How are your X-rays Taken?

Intra-oral X-rays
There are three things to get right in positioning you for an X-ray:

They are: the X-ray beam, the object in question and the film.

The dentist will set these up to get the most accurate image possible. This is often aided by using an X-ray holder, which is specially designed to line everything up. This allows detailed comparisons to see how, for example decay has progressed in your tooth over the period of say a year.

For bitewings, a soft paper tab can be used to bite on but the special holders remain the most accurate and best way to take X-rays. Sometimes the dentist will ask you to hold the film with a finger instead- for example, it may be difficult for you to tolerate the holder or it’s a tricky angle and not a lot of space in your mouth.

This is known as the ‘bisecting angle technique’- a fancy name for the way they manually position the X-ray and film to obtain a good image of the tooth. The dentist must judge the different angles correctly in order to capture an accurate image of your tooth. If the angles are not correctly calculated, the image of the tooth can be stretched or shorted.

Small X-ray films are placed into a holder that is put in the correct position in your mouth and you are asked to gently bite down to hold it in place. It’s not particularly comfortable, but it’s only for a second or two. Different holders are used for bitewings and Peri-Apicals.

As a general rule we have two sizes of X-ray film; a standard size and a small sizeused mainly for kids and for patients who cannot tolerate the larger one because of a gagging problem.

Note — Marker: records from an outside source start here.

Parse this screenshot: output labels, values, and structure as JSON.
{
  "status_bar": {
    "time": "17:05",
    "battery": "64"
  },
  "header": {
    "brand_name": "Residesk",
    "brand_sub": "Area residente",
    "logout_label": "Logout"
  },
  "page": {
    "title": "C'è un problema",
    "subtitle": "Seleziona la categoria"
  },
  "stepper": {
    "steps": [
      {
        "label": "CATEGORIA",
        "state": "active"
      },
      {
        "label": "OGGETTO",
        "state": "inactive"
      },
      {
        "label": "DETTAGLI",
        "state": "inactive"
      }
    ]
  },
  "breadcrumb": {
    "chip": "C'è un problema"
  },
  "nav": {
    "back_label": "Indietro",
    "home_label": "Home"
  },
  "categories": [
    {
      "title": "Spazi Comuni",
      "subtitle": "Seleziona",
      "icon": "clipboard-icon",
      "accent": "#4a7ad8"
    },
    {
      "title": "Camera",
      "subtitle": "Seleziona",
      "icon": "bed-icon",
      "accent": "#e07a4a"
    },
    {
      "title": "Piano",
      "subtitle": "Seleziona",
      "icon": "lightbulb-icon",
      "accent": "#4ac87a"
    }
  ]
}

The dentist sets the exposure depending on your age and jaw structure, aligns it with the holder, steps out of the room and presses the button. You need to hold really still after the X-ray machine is positioned, which is only for a couple of seconds, during which you will hear a beep. The beep lets you know the X-ray is being taken.

Before taking the X-ray if you have a cobalt chrome partial denture you will need to remove it otherwise the metal will prevent the dentist from being able to see the teeth.

Extra-oral X-rays
For an OPG, the dentist or radiologist will position you in the machine and get you to pop your chin on the chin rest, tilt your head forward to the head rest and bite gently on a tab. It is important to remove all earrings and metal objects like dentures or piercings (fillings are ok haha), or these will show up big and bright and can make the X-ray more difficult to read.

The machine will rotate around you for about 15 seconds during which time you need to stay nice and still or the image can turn out blurry.